Beijing's creeping aggression signals a challenge to U.S. presence in the Asian Pacific
Independent voices from the The Washington Times Communities
Topic - Carlos Bernardes
Maria Sharapova leaned back and pumped her arms. She ripped her elbows back and forth, screaming after her victory. Four pumps, five — she rocked forward — six pumps. More. Sharapova had just defeated Venus Williams 6-1, 6-3 Friday, her first victory over the seven-time major winner in a Grand Slam. This was a match clearly worth celebrating, but it was if Sharapova had won the Australian Open title eight days early.
The latest example of John Isner's knack for playing marathon matches — and, lately, losing them — was a 6-4, 3-6, 4-6, 6-3, 6-4 third-round exit at the U.S. Open against Philipp Kohlschreiber that ended at 2:26 a.m. Monday, tying the tournament record for latest finish.
The challenge system is proving, well, challenging for the top men at the Australian Open.
As if two days of rain hadn't caused enough problems at the U.S. Open, Andy Roddick's match against David Ferrer was halted because of a problem with the Louis Armstrong Stadium court after they played two games Thursday.

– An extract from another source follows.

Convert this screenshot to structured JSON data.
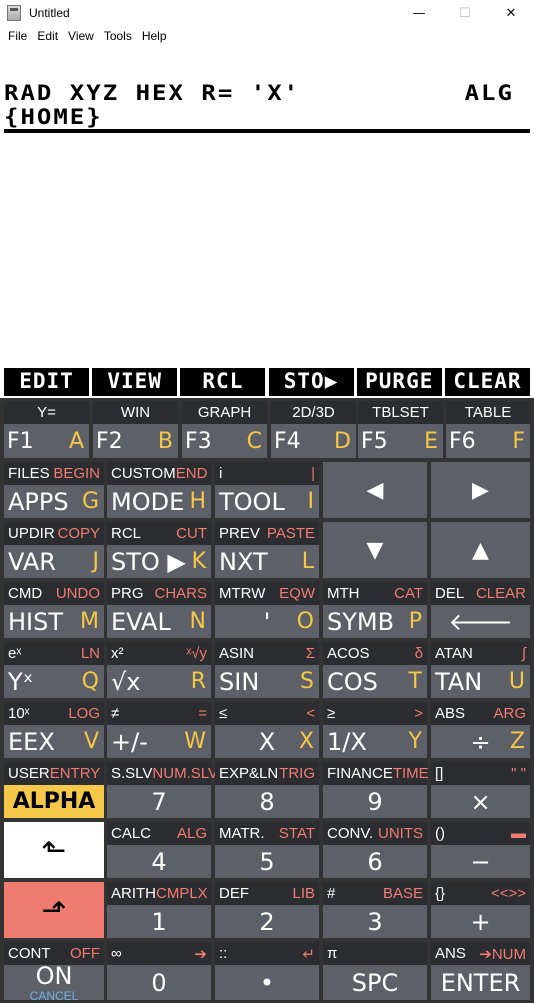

"They are there to make something, not just to call 15-all or 15-30 all the match," he said. "That's the only thing I'm unhappy about."